== Segment start ==

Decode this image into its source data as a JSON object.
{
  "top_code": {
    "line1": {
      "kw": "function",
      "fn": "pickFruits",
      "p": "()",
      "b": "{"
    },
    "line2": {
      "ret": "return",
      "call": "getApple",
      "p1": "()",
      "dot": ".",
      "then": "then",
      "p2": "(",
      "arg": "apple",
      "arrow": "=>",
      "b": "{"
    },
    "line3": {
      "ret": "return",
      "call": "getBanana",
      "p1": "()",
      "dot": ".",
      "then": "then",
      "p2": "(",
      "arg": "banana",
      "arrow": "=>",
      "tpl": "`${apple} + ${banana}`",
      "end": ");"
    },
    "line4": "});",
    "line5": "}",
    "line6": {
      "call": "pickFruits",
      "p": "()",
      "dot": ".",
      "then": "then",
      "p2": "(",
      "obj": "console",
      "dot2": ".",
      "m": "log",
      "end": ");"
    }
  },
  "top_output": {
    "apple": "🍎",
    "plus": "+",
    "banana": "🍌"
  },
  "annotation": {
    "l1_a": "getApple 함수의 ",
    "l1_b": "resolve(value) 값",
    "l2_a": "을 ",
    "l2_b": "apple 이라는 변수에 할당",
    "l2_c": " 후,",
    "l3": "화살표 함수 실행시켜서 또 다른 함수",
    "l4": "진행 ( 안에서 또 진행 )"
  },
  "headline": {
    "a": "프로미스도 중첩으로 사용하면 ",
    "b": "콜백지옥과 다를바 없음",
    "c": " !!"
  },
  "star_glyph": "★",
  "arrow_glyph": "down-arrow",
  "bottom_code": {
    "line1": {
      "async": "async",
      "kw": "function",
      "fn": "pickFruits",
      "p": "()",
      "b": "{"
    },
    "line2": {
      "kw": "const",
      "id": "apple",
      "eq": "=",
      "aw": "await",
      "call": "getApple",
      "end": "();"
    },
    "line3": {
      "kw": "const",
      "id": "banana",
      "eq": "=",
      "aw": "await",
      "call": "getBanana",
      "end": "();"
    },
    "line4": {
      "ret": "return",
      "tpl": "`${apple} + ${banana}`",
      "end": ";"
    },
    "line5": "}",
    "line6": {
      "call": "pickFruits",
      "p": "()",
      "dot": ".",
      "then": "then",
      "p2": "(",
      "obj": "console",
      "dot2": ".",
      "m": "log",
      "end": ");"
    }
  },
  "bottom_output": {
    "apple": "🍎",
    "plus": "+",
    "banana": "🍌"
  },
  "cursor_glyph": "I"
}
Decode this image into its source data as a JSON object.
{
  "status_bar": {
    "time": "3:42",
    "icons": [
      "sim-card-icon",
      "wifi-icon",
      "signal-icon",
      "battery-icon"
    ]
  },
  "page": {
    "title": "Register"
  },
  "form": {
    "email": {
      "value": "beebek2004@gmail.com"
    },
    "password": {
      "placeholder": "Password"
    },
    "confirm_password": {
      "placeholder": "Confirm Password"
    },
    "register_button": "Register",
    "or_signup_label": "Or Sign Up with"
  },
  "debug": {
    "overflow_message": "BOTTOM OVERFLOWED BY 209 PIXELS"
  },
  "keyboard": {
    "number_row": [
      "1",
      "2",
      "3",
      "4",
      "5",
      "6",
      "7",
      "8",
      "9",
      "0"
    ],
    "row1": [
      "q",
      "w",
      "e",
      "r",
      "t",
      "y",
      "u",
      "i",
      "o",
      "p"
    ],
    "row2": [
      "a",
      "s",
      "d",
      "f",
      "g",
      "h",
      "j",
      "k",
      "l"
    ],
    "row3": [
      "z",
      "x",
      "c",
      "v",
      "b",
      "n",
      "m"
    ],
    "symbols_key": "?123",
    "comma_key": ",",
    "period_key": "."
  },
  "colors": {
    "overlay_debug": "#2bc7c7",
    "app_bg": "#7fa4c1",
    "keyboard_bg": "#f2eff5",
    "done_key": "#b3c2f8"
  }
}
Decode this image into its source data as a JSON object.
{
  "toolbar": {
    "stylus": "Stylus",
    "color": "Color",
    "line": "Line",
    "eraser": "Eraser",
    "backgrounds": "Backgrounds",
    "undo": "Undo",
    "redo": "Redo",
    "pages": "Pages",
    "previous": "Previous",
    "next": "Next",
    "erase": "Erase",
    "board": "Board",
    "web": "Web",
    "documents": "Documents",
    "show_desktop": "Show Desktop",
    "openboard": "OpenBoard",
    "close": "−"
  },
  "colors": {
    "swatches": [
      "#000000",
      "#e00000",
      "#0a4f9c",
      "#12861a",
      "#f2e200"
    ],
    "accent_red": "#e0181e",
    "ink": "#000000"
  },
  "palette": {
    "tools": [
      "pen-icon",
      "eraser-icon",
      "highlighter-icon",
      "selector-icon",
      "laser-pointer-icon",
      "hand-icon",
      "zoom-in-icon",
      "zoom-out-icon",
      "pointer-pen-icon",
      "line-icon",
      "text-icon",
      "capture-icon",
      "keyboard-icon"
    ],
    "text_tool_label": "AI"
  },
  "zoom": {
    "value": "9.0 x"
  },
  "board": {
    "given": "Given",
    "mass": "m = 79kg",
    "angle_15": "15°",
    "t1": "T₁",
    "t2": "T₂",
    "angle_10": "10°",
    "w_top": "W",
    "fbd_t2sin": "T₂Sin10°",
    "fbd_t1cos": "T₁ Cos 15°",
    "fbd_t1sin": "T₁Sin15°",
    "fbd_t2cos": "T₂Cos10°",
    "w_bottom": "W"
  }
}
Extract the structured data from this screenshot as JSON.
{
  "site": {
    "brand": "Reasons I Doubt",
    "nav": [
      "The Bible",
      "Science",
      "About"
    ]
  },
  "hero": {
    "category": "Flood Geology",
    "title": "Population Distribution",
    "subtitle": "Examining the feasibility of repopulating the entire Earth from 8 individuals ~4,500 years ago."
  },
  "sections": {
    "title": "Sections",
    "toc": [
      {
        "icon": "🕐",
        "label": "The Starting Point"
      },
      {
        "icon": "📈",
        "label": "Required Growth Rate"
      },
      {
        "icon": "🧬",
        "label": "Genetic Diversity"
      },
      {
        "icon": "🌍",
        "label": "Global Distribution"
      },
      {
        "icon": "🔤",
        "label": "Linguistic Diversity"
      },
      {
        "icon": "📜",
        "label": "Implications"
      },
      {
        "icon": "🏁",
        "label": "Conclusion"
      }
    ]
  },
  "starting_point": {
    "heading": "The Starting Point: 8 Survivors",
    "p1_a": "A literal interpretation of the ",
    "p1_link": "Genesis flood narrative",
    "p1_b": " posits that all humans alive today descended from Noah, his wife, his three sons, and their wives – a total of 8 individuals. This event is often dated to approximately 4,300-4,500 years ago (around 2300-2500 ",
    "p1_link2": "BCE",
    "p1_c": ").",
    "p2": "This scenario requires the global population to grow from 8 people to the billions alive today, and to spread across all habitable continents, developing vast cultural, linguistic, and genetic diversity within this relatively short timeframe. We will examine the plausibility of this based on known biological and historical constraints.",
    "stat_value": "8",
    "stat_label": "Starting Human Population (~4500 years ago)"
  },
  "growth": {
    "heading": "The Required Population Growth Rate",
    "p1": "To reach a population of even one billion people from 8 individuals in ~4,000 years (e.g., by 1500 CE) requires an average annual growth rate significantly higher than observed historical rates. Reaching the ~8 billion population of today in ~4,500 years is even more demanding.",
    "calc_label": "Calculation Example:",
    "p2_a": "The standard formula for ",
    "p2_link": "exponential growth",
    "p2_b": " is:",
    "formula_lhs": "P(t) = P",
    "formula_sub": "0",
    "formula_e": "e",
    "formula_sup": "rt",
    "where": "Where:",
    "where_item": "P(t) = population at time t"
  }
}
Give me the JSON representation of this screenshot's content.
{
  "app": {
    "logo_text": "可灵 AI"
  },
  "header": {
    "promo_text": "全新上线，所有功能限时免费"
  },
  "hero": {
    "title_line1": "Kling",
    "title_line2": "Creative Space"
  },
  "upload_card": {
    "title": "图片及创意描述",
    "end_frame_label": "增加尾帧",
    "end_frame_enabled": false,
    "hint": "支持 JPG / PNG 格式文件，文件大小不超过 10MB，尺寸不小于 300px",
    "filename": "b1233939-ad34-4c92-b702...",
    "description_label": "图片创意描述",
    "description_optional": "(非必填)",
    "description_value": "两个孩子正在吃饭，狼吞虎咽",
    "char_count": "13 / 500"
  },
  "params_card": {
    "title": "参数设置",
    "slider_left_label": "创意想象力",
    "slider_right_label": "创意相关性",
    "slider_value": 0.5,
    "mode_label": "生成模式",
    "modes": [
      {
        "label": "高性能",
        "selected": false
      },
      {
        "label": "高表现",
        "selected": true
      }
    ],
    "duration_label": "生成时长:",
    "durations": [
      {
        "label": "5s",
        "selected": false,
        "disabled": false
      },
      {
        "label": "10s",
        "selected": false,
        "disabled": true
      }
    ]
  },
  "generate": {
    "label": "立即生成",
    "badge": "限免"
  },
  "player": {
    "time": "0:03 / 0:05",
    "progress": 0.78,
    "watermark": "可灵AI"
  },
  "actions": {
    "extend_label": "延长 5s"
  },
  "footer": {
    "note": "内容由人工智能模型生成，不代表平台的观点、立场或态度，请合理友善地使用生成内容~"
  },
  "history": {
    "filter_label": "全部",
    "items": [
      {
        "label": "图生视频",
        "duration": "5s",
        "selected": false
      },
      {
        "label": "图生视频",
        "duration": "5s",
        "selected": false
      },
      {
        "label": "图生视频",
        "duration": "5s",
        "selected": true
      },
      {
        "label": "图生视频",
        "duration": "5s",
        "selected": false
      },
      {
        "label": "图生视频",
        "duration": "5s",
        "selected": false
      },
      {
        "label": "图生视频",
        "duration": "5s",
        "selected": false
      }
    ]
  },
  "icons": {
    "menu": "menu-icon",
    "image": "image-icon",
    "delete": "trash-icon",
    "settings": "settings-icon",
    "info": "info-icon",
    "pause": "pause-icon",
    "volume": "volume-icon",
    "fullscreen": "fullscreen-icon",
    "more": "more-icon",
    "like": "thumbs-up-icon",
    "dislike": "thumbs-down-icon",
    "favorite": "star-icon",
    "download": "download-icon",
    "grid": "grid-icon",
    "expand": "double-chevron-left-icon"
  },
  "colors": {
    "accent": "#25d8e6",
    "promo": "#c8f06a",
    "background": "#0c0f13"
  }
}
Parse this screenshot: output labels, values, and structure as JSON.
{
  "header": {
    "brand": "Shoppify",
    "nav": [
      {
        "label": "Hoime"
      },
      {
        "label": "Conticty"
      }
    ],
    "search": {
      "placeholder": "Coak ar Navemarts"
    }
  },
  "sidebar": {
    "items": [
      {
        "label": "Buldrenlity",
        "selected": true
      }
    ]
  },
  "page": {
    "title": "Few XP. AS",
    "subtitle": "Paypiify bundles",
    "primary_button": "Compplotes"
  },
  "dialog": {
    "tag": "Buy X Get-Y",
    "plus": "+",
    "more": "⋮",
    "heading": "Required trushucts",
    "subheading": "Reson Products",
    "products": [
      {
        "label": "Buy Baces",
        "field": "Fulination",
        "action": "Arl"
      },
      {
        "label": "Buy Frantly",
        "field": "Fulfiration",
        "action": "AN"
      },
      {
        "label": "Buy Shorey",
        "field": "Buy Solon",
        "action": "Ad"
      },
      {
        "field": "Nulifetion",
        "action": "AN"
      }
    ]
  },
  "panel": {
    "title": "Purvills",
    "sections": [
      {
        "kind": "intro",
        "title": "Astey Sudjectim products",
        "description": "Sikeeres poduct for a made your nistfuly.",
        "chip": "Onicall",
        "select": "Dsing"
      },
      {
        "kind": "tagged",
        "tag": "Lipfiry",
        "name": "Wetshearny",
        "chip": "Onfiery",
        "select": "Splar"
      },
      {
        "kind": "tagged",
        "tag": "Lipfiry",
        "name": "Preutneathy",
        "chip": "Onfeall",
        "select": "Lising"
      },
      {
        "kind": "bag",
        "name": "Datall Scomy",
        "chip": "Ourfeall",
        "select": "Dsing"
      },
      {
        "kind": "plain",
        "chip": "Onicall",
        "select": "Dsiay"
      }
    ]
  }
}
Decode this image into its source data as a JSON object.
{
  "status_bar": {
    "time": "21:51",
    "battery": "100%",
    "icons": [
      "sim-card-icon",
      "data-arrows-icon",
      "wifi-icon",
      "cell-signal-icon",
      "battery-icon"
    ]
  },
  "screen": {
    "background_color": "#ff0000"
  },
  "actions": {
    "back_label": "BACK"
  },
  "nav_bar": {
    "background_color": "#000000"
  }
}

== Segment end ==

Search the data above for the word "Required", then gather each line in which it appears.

        "label": "Required Growth Rate"
    "heading": "The Required Population Growth Rate",
    "heading": "Required trushucts",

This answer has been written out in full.